                                    > one who consistently talks through his hat, to at least be certain
                                    whether
                                    > or not there **has** been a discussion of the subject you make
                                    global claims
                                    > about, and to familiarize yourself with what has been said if it has
                                    been
                                    > discussed before you make apodictic pronouncements about what people
                                    have and
                                    > have not done?
                                    >
                                    > Yours,
                                    >
                                    > JG
                                    > .--
                                    >
                                    > Jeffrey B. Gibson, D.Phil. (Oxon.)
                                    >
                                    > 1500 W. Pratt Blvd. #1
                                    > Chicago, IL 60626

                                    (Thinks) Does he talk to to people like that in Chicago?
                                  • Jeffrey B. Gibson
                                    ... Whether or not I do, the point remains. Are you going to answer it or are you going to dodge as you ve done here with ad hominem? JG -- Jeffrey B. Gibson,
                                    Message 17 of 17 , Feb 11, 2003
                                    • 0 Attachment
                                      "Big_Mart_98 " wrote:

                                      > -
                                      > > Well, don't you think it would be a good idea, lest you gain the
                                      > reputation of
                                      > > one who consistently talks through his hat, to at least be certain
                                      > whether
                                      > > or not there **has** been a discussion of the subject you make
                                      > global claims
                                      > > about, and to familiarize yourself with what has been said if it has
                                      > been
                                      > > discussed before you make apodictic pronouncements about what people
                                      > have and
                                      > > have not done?
                                      >
                                      > (Thinks) Does he talk to to people like that in Chicago?
                                      >

                                      Whether or not I do, the point remains.

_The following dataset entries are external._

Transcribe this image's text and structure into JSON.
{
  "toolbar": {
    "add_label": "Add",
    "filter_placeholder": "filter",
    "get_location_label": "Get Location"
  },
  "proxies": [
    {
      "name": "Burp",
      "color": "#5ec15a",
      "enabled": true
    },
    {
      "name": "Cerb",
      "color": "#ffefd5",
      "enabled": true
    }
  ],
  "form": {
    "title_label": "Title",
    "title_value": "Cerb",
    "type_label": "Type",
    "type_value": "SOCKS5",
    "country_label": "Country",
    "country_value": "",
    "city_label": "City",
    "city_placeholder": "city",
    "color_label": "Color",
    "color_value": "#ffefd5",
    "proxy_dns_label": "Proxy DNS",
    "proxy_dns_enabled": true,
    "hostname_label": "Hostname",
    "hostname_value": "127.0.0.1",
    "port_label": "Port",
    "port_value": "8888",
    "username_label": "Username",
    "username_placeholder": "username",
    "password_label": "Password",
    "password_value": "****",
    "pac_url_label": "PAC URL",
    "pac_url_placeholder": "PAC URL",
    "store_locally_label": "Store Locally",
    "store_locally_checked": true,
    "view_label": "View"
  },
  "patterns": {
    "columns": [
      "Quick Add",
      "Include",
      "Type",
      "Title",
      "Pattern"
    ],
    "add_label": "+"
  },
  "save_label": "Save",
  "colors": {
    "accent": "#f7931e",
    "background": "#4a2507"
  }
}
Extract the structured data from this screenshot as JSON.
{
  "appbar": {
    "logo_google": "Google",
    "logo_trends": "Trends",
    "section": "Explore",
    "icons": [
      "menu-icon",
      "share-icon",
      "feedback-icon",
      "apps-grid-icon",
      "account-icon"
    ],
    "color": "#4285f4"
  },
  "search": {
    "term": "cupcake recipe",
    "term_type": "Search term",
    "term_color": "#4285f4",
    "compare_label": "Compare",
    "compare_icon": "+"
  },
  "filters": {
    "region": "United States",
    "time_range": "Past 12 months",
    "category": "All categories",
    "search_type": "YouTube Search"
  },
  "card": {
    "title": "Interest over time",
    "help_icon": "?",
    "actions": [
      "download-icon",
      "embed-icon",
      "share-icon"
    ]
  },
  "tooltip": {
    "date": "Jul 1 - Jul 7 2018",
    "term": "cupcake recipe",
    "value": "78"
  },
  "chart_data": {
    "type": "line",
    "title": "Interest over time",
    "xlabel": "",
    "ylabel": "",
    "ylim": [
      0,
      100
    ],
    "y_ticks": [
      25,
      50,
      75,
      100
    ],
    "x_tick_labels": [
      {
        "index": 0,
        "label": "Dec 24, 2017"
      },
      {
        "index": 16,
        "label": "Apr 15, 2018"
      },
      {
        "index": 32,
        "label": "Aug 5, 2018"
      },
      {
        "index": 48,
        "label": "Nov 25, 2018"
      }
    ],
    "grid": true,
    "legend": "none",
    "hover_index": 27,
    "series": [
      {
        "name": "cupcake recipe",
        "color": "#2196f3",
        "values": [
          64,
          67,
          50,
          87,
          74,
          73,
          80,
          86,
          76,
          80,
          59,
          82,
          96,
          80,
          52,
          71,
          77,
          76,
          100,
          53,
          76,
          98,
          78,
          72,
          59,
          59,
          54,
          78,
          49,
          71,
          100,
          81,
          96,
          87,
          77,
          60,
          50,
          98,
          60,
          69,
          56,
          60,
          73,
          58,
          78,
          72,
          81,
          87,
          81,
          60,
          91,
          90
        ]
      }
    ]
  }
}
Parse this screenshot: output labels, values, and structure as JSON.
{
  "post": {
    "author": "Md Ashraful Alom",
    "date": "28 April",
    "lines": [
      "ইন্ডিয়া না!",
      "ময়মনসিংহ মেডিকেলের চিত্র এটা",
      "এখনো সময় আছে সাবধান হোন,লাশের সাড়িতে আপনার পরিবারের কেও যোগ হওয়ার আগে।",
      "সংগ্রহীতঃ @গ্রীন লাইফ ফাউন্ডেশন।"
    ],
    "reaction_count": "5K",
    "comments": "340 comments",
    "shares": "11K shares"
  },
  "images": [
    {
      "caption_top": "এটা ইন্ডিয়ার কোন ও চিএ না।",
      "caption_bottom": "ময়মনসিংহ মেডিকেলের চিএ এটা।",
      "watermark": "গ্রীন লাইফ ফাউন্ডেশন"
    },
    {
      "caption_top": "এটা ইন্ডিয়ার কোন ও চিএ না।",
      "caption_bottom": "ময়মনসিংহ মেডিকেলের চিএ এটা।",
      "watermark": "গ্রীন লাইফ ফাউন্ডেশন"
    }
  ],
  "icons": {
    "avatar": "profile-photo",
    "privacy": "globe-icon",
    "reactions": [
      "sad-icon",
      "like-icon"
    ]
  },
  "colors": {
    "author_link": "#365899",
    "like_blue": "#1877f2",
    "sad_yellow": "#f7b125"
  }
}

Are you going to answer it or are you
                                      going to dodge as you've done here with ad hominem?

                                      JG
                                      --

                                      Jeffrey B. Gibson, D.Phil. (Oxon.)

                                      1500 W. Pratt Blvd. #1
                                      Chicago, IL 60626

                                      jgibson000@...
                                    Your message has been successfully submitted and would be delivered to recipients shortly.